OAKLAND – In a federal courtroom in Oakland, California, on Wednesday, the Department of Justice clashed with lawyers for the Sierra Club, the state of California and a slew of other states looking to block the Pentagon from diverting $3.6 billion from the military to build a southern border wall.
Justice Department attorney James Burnham told U.S. District Judge Haywood Gilliam that proposed border barriers in California, New Mexico and Arizona are covered by 10 U.S. Code § 2808, which allows the Department of Defense, in the event of a national emergency requiring the armed forces, to spend military construction funds on projects necessary to support the armed forces.
Burnham said several thousand military personnel are already at the border to help law enforcement with the Department of Homeland Security to deter illegal entry into the United States.
“How would you articulate the argument for why this construction is necessary to support the armed forces?” Gilliam asked Burnham.
“Based on the evidence, the installation of barriers will lessen the burdens on those troops and allow them to do other things. Or maybe obviate the need for them,” he answered.
Burnham said the land is also clearly under the military’s jurisdiction, since it was transferred to the Defense Department by the Department of Interior. In October 2019, the Secretary of the Army then assigned all land needed for the projects to U.S. Army Garrison Fort Bliss, Texas, making them part of that military installation.
Burnham said this further bolsters the argument that the wall projects are “military construction” for the purposes of § 2808.
And he noted a portion of the proposed border wall in Arizona is already part of the Goldwater Range, a 70-mile bomb testing site southeast of Yuma that extends all the way to the Sonoran Desert National Monument.
Gilliam said he was curious whether land in other states can actually be assigned to Fort Bliss, and if the government is actually allowed to create a “military installation” by transferring land to the Department of Defense. He asked Burnham for further briefing on these issues by noon next Monday.
Megan Barbero with the General Counsel’s Office for the U.S. House of Representatives called Burnham’s reasoning about Fort Bliss “not a good faith reading of § 2808,” and said the Trump administration was using it “to circumvent an appropriation by claiming the land is a military installation.”
Gilliam also seemed to take exception to Burnham’s contention that it is up to the Secretary of Defense to decide whether a project is necessary to support the use of the armed forces.
“Why can’t a court review the asserted basis – with some deference or great deference or whatever the standard is – and make a determination as to whether on its face it suffices?” Gilliam asked. “It sounds like you’re saying the assertion is unchallengeable by anyone.”
Burnham answered, “It is just the kind of military judgment that courts don’t review and Congress has not given courts the authority to review.” He added that “if the court were to go there, then there would be extraordinary deference due.”
In addition to the Sierra Club, California – along with Colorado, Hawaii, Maryland, New Mexico, New York, Oregon, Virginia, and Wisconsin – sued to stop the funds from being moved around. They claim the Department of Defense overstepped its authority by trying to circumvent Congress, which refused to allocate more than $1.375 billion for border security in January 2019 after a month-long government shutdown.

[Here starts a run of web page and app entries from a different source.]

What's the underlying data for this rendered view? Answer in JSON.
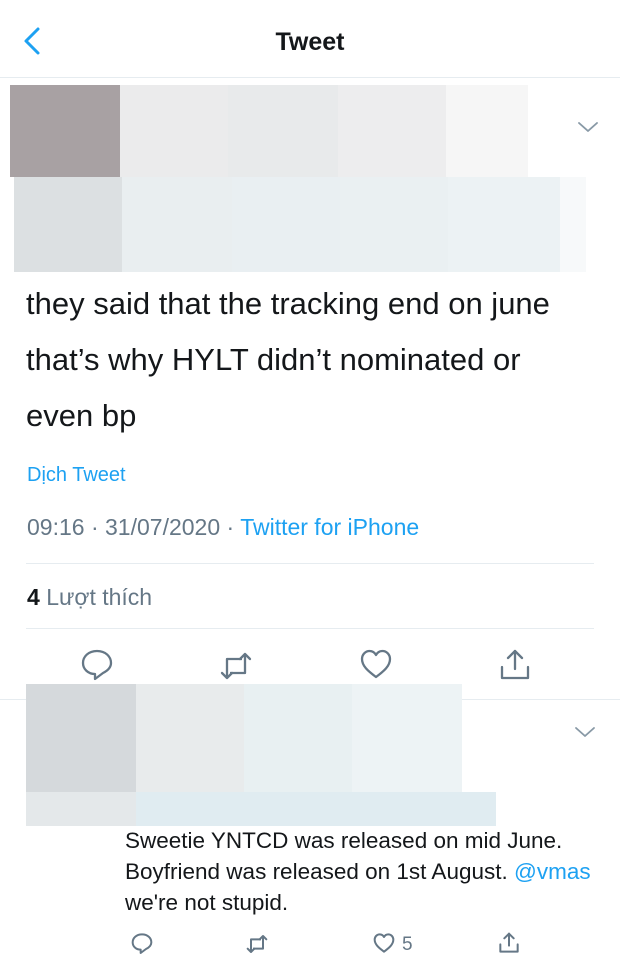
{
  "header": {
    "title": "Tweet"
  },
  "tweet": {
    "text": "they said that the tracking end on june that’s why HYLT didn’t nominated or even bp",
    "translate_label": "Dịch Tweet",
    "time": "09:16",
    "date": "31/07/2020",
    "separator": "·",
    "source": "Twitter for iPhone",
    "likes_count": "4",
    "likes_label": "Lượt thích"
  },
  "reply": {
    "text_part1": "Sweetie YNTCD was released on mid June. Boyfriend was released on 1st August. ",
    "mention": "@vmas",
    "text_part2": "  we're not stupid.",
    "like_count": "5"
  },
  "colors": {
    "accent": "#1da1f2",
    "secondary_text": "#657786",
    "border": "#e6ecf0"
  },
  "icons": [
    "chevron-left-icon",
    "chevron-down-icon",
    "reply-icon",
    "retweet-icon",
    "like-icon",
    "share-icon"
  ]
}
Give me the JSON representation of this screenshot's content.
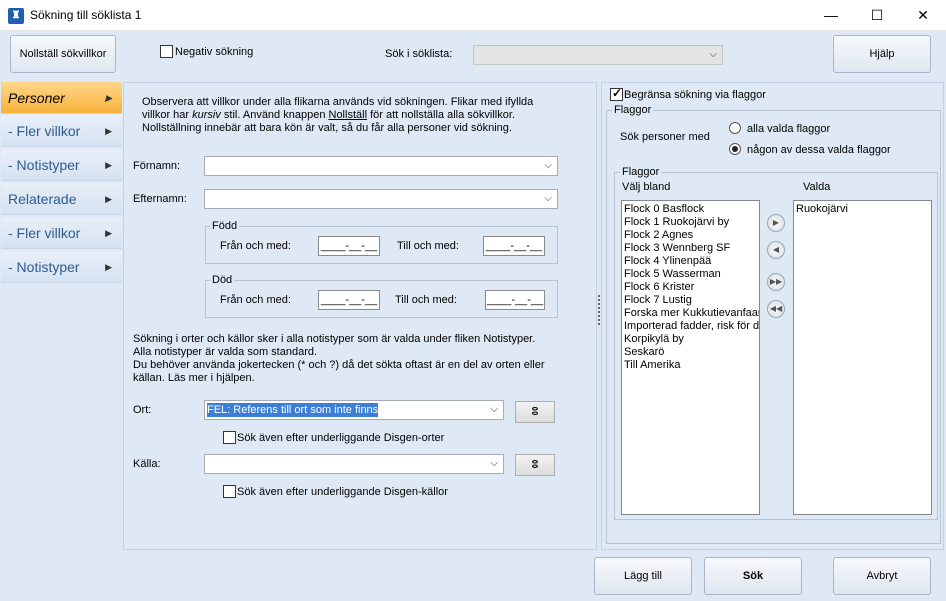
{
  "window": {
    "title": "Sökning till söklista 1",
    "app_icon": "app-icon",
    "minimize_glyph": "—",
    "maximize_glyph": "☐",
    "close_glyph": "✕"
  },
  "toolbar": {
    "reset_label": "Nollställ sökvillkor",
    "negative_search_label": "Negativ sökning",
    "search_in_list_label": "Sök i söklista:",
    "search_in_list_value": "",
    "help_label": "Hjälp"
  },
  "sidebar": {
    "items": [
      {
        "label": "Personer",
        "active": true
      },
      {
        "label": "- Fler villkor",
        "active": false
      },
      {
        "label": "- Notistyper",
        "active": false
      },
      {
        "label": "Relaterade",
        "active": false
      },
      {
        "label": "- Fler villkor",
        "active": false
      },
      {
        "label": "- Notistyper",
        "active": false
      }
    ]
  },
  "main": {
    "info_line1": "Observera att villkor under alla flikarna används vid sökningen. Flikar med ifyllda",
    "info_line2a": "villkor har ",
    "info_line2b": "kursiv",
    "info_line2c": " stil. Använd knappen ",
    "info_line2d": "Nollställ",
    "info_line2e": " för att nollställa alla sökvillkor.",
    "info_line3": "Nollställning innebär att bara kön är valt, så du får alla personer vid sökning.",
    "firstname_label": "Förnamn:",
    "firstname_value": "",
    "lastname_label": "Efternamn:",
    "lastname_value": "",
    "born_group": "Född",
    "died_group": "Död",
    "from_label": "Från och med:",
    "to_label": "Till och med:",
    "date_placeholder": "____-__-__",
    "places_line1": "Sökning i orter och källor sker i alla notistyper som är valda under fliken Notistyper.",
    "places_line2": "Alla notistyper är valda som standard.",
    "places_line3": "Du behöver använda jokertecken (* och ?) då det sökta oftast är en del av orten eller",
    "places_line4": "källan. Läs mer i hjälpen.",
    "place_label": "Ort:",
    "place_value": "FEL: Referens till ort som inte finns",
    "place_sub_label": "Sök även efter underliggande Disgen-orter",
    "source_label": "Källa:",
    "source_value": "",
    "source_sub_label": "Sök även efter underliggande Disgen-källor",
    "lamp_glyph": "💡"
  },
  "flags": {
    "limit_label": "Begränsa sökning via flaggor",
    "group_title": "Flaggor",
    "search_persons_with": "Sök personer med",
    "option_all": "alla valda flaggor",
    "option_any": "någon av dessa valda flaggor",
    "inner_group_title": "Flaggor",
    "choose_from_label": "Välj bland",
    "selected_label": "Valda",
    "available": [
      "Flock 0 Basflock",
      "Flock 1  Ruokojärvi by",
      "Flock 2 Agnes",
      "Flock 3 Wennberg SF",
      "Flock 4 Ylinenpää",
      "Flock 5 Wasserman",
      "Flock 6 Krister",
      "Flock 7 Lustig",
      "Forska mer Kukkutievanfaar",
      "Importerad fadder, risk för d",
      "Korpikylä by",
      "Seskarö",
      "Till Amerika"
    ],
    "selected": [
      "Ruokojärvi"
    ]
  },
  "bottom": {
    "add_label": "Lägg till",
    "search_label": "Sök",
    "cancel_label": "Avbryt"
  }
}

Arguing for the Sierra Club, ACLU attorney Dror Ladin said the president’s declaration of a national emergency at the border was an unprecedented move designed to bypass Congress’ authority to appropriate funding for the border wall.
“There are so many ways in which what’s happening here is unlike anything that has ever happened,” Ladin said – from President Donald Trump’s national emergency determination to the Defense Department’s “novel theories of what a military installation might be.”
Ladin said border security falls under the purview of the Department of Homeland Security, a civilian law enforcement agency, and it cannot use military funding to support its operations.
He said § 2808 contemplates an emergency situation in which Congress would be unable to appropriate funding for necessary military construction.
“For the president to say, ‘How about if I use it if I disagree with an appropriations decision’ is completely opposed to the purpose and function of 2808,” Ladin said.
The Sierra Club also says the border wall projects will harm local wildlife and detract from their members’ enjoyment of the natural landscape. Ladin said 93% of the Goldwater Range is designated as a wilderness area, adding, “It’s not this missile-cratered expanse on the border it is being claimed to be.”
Justice Department attorney Eric Grant disputed the Sierra Club’s claims, saying not a single western burrowing owl, checkerspot butterfly, or vernal pool species will be disturbed by the projects.
Gilliam took the arguments under submission and said he will try to rule soon on whether the cases survive summary judgment.
The Ninth Circuit is still weighing whether to overturn an injunction barring the use of $2.5 billion in Pentagon funds for the border wall under § 8005 of the Department of Defense Appropriations Act.
— By Mario Dinzeo